Editorial: Never said it would be easy
He didn't name names, but we all knew Raybon Kan's target when he railed against the "fraudulent sickness beneficiaries" of New Zealand native birdlife.
What Gareth Morgan is to cats, Kan is to kakapo. Not a big fan; at least not when he's in combative mode such as he was last year when Forest & Bird unwisely included him among celebrities each invited to champion an endangered bird, the voted victor to be declared Bird of the Year.
The result was PR carnage. Feathers flew as Kan, on behalf of the karearea or New Zealand falcon, waged a campaign that was itself red in beak and claw.
While praising his bird's toughness under a "New Zealand's got talons" catchphrase, he turning predatory on its "stuffed toy" rivals.
These were cute but "a bit unco". [Unco, may we explain to older readers, is youth argot for unco-ordinated. Argot, may we explain to younger readers is . . . oh, never mind.]
In fact, these unco birds were "downright remedial, playing the sympathy card asking for a handout from the Government".
Not for the first time, attack prevailed and much like Gandalf on the back of that eagle at the more-or-less end of The Lord of the Rings Kan rode the New Zealand falcon to victory with the voters while the poor old kakapo finished fifth.
This hasn't been a vintage time for the kakapo recovery programme based on Whenua Hou (Codfish Island) but we should raise a defiant gesture Kanwards and insist that the rarest species of bird found only in New Zealand is still defiantly unstuffed.
That said, it is no small thing that Rio Tinto Alcan has announced it could no longer afford to continue its two-decade sponsorship. Similarly it would be no small thing if further corporate support could be rallied. Mr Kan's "beneficiaries" tag is unworthy given the range of support from the commercial world and the community. It's too important a project to be entirely reliant on the government.
The Kakapo Recovery Programme organisers don't put it that way, of course. They simply note that it was people who introduced the predators that hunted the kakapo for food and now it is people who are helping the kakapo get back on its feet.
It is regrettable, but not some portent of doom, that a cold, wet spring stopped the Whenua Hou rimu fruiting.
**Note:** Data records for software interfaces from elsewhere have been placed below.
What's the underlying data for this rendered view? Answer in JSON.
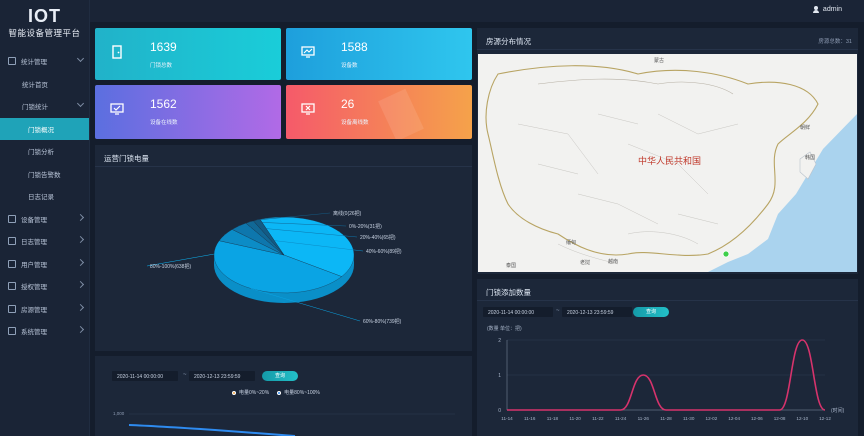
{
  "app": {
    "logo_mark": "IOT",
    "title": "智能设备管理平台"
  },
  "user": {
    "name": "admin"
  },
  "sidebar": {
    "items": [
      {
        "label": "统计管理",
        "level": 0,
        "chevron": "down"
      },
      {
        "label": "统计首页",
        "level": 1
      },
      {
        "label": "门锁统计",
        "level": 1,
        "chevron": "down"
      },
      {
        "label": "门锁概况",
        "level": 2,
        "active": true
      },
      {
        "label": "门锁分析",
        "level": 2
      },
      {
        "label": "门锁告警数",
        "level": 2
      },
      {
        "label": "日志记录",
        "level": 2
      },
      {
        "label": "设备管理",
        "level": 0,
        "chevron": "right"
      },
      {
        "label": "日志管理",
        "level": 0,
        "chevron": "right"
      },
      {
        "label": "用户管理",
        "level": 0,
        "chevron": "right"
      },
      {
        "label": "授权管理",
        "level": 0,
        "chevron": "right"
      },
      {
        "label": "房源管理",
        "level": 0,
        "chevron": "right"
      },
      {
        "label": "系统管理",
        "level": 0,
        "chevron": "right"
      }
    ]
  },
  "stats": [
    {
      "value": "1639",
      "label": "门锁总数",
      "icon": "door-icon"
    },
    {
      "value": "1588",
      "label": "设备数",
      "icon": "monitor-chart-icon"
    },
    {
      "value": "1562",
      "label": "设备在线数",
      "icon": "monitor-check-icon"
    },
    {
      "value": "26",
      "label": "设备离线数",
      "icon": "monitor-close-icon"
    }
  ],
  "pie_panel": {
    "title": "运营门锁电量"
  },
  "map_panel": {
    "title": "房源分布情况",
    "count_label": "房源总数：31",
    "country_label": "中华人民共和国",
    "region_labels": [
      "蒙古",
      "朝鲜",
      "韩国",
      "缅甸",
      "越南",
      "老挝",
      "泰国"
    ]
  },
  "bar_panel": {
    "title": "门锁添加数量",
    "start": "2020-11-14 00:00:00",
    "end": "2020-12-13 23:59:59",
    "query": "查询",
    "unit_note": "(数量  单位：把)",
    "axis_name": "(时间)"
  },
  "line_panel": {
    "start": "2020-11-14 00:00:00",
    "end": "2020-12-13 23:59:59",
    "query": "查询",
    "legend": [
      "电量0%~20%",
      "电量80%~100%"
    ],
    "y_top": "1,000"
  },
  "chart_data": [
    {
      "type": "pie",
      "title": "运营门锁电量",
      "slices": [
        {
          "name": "80%-100%",
          "label": "80%-100%(638把)",
          "value": 638,
          "color": "#0cb7f6"
        },
        {
          "name": "60%-80%",
          "label": "60%-80%(739把)",
          "value": 739,
          "color": "#0aa4e4"
        },
        {
          "name": "40%-60%",
          "label": "40%-60%(89把)",
          "value": 89,
          "color": "#0c8cc6"
        },
        {
          "name": "20%-40%",
          "label": "20%-40%(65把)",
          "value": 65,
          "color": "#0e77ad"
        },
        {
          "name": "0%-20%",
          "label": "0%-20%(31把)",
          "value": 31,
          "color": "#116896"
        },
        {
          "name": "离线",
          "label": "离线(0(26把)",
          "value": 26,
          "color": "#135b84"
        }
      ]
    },
    {
      "type": "line",
      "title": "门锁添加数量",
      "x": [
        "11-14",
        "11-16",
        "11-18",
        "11-20",
        "11-22",
        "11-24",
        "11-26",
        "11-28",
        "11-30",
        "12-02",
        "12-04",
        "12-06",
        "12-08",
        "12-10",
        "12-12"
      ],
      "series": [
        {
          "values": [
            0,
            0,
            0,
            0,
            0,
            0,
            1,
            0,
            0,
            0,
            0,
            0,
            0,
            2,
            0
          ]
        }
      ],
      "ylim": [
        0,
        2
      ],
      "yticks": [
        0,
        1,
        2
      ],
      "ylabel": "(数量  单位：把)",
      "xlabel": "(时间)",
      "color": "#d6336c"
    }
  ]
}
It's the abundance of that fruit that sets a female kakapo into procreational mode, without which the males may hoon around the island making make their famous booming noises as much as they like, to no avail.
Not a single kakapo chick will hatch for the second successive barren year. At least not as nature intended. There may be some artificial insemination attempts, which cannot be too terribly difficult to co-ordinate judging from the now world-famous footage of Sirocco taking a fancy to the back of zoologist Mark Carwardine's head.
Meantime, we are stuck with a world population of a scant 125 for what was once the third most common bird on our shores. It just shows how fraught these programmes are and how difficult the long-term recovery of the kakapo is going to be. We've known that for a long time, mind you. The important thing is whether the humans are still willing. The kakapo seem to be. Just ask Carwardine.
The Southland Times